EXERCISE REQUIREMENTS » What is the number of lines in the data below that hold the word "adicionais"? Give nothing beyond that number.
---- MATERIAL SHOWN
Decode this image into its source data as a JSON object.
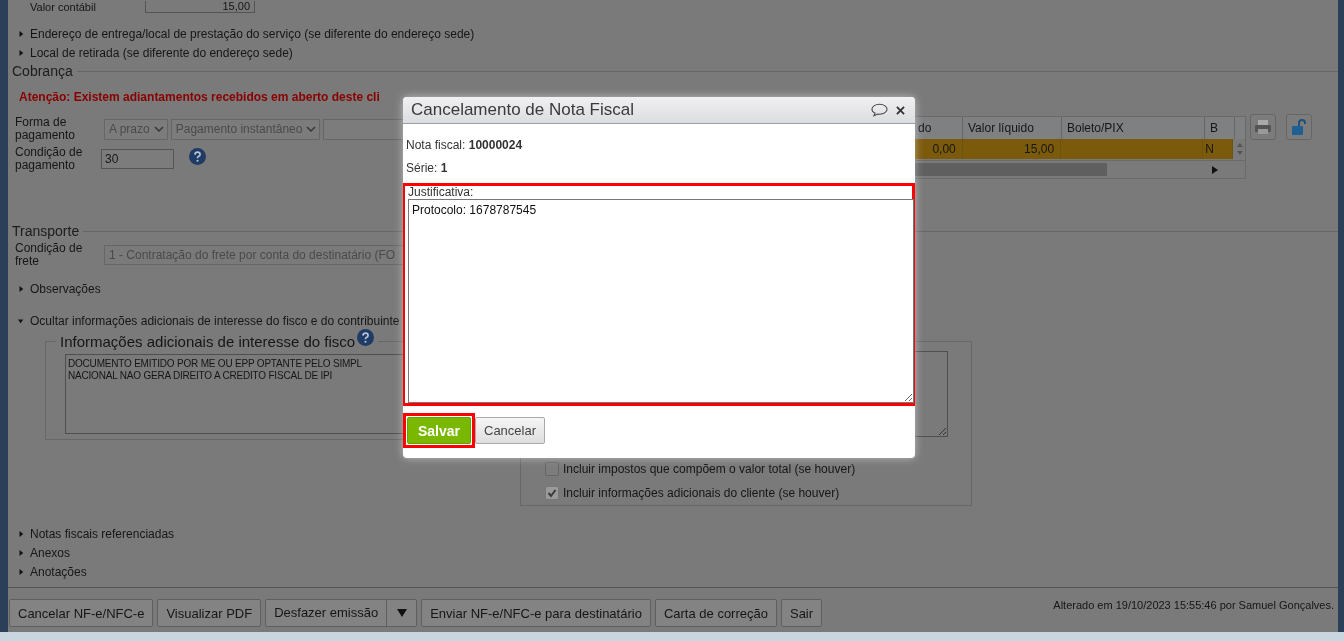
{
  "top_row": {
    "label": "Valor contábil",
    "value": "15,00"
  },
  "sections_top": [
    {
      "label": "Endereço de entrega/local de prestação do serviço (se diferente do endereço sede)",
      "expanded": false
    },
    {
      "label": "Local de retirada (se diferente do endereço sede)",
      "expanded": false
    }
  ],
  "cobranca": {
    "title": "Cobrança",
    "warning": "Atenção: Existem adiantamentos recebidos em aberto deste cli",
    "payment_form_label": "Forma de pagamento",
    "payment_selects": [
      "A prazo",
      "Pagamento instantâneo"
    ],
    "condition_label": "Condição de pagamento",
    "condition_value": "30",
    "table": {
      "columns": [
        "do",
        "Valor líquido",
        "Boleto/PIX",
        "B"
      ],
      "rows": [
        {
          "cells": [
            "0,00",
            "15,00",
            null,
            "N"
          ],
          "selected": true
        }
      ]
    }
  },
  "transporte": {
    "title": "Transporte",
    "freight_label": "Condição de frete",
    "freight_value": "1 - Contratação do frete por conta do destinatário (FO"
  },
  "sections_mid": [
    {
      "label": "Observações",
      "expanded": false
    },
    {
      "label": "Ocultar informações adicionais de interesse do fisco e do contribuinte",
      "expanded": true
    }
  ],
  "fisco": {
    "legend": "Informações adicionais de interesse do fisco",
    "value": "DOCUMENTO EMITIDO POR ME OU EPP OPTANTE PELO SIMPL\nNACIONAL NAO GERA DIREITO A CREDITO FISCAL DE IPI"
  },
  "contribuinte": {
    "checkboxes": [
      {
        "label": "Incluir impostos que compõem o valor total (se houver)",
        "checked": false
      },
      {
        "label": "Incluir informações adicionais do cliente (se houver)",
        "checked": true
      }
    ]
  },
  "sections_bottom": [
    {
      "label": "Notas fiscais referenciadas",
      "expanded": false
    },
    {
      "label": "Anexos",
      "expanded": false
    },
    {
      "label": "Anotações",
      "expanded": false
    }
  ],
  "footer": {
    "buttons": [
      {
        "label": "Cancelar NF-e/NFC-e",
        "kind": "plain"
      },
      {
        "label": "Visualizar PDF",
        "kind": "plain"
      },
      {
        "label": "Desfazer emissão",
        "kind": "split"
      },
      {
        "label": "Enviar NF-e/NFC-e para destinatário",
        "kind": "plain"
      },
      {
        "label": "Carta de correção",
        "kind": "plain"
      },
      {
        "label": "Sair",
        "kind": "plain"
      }
    ],
    "status": "Alterado em 19/10/2023 15:55:46 por Samuel Gonçalves."
  },
  "dialog": {
    "title": "Cancelamento de Nota Fiscal",
    "invoice_label": "Nota fiscal:",
    "invoice_number": "10000024",
    "series_label": "Série:",
    "series_value": "1",
    "justification": {
      "label": "Justificativa:",
      "value": "Protocolo: 1678787545",
      "highlighted": true
    },
    "buttons": [
      {
        "label": "Salvar",
        "kind": "primary",
        "highlighted": true
      },
      {
        "label": "Cancelar",
        "kind": "secondary",
        "highlighted": false
      }
    ]
  }
}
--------
WRITTEN REPLY » 3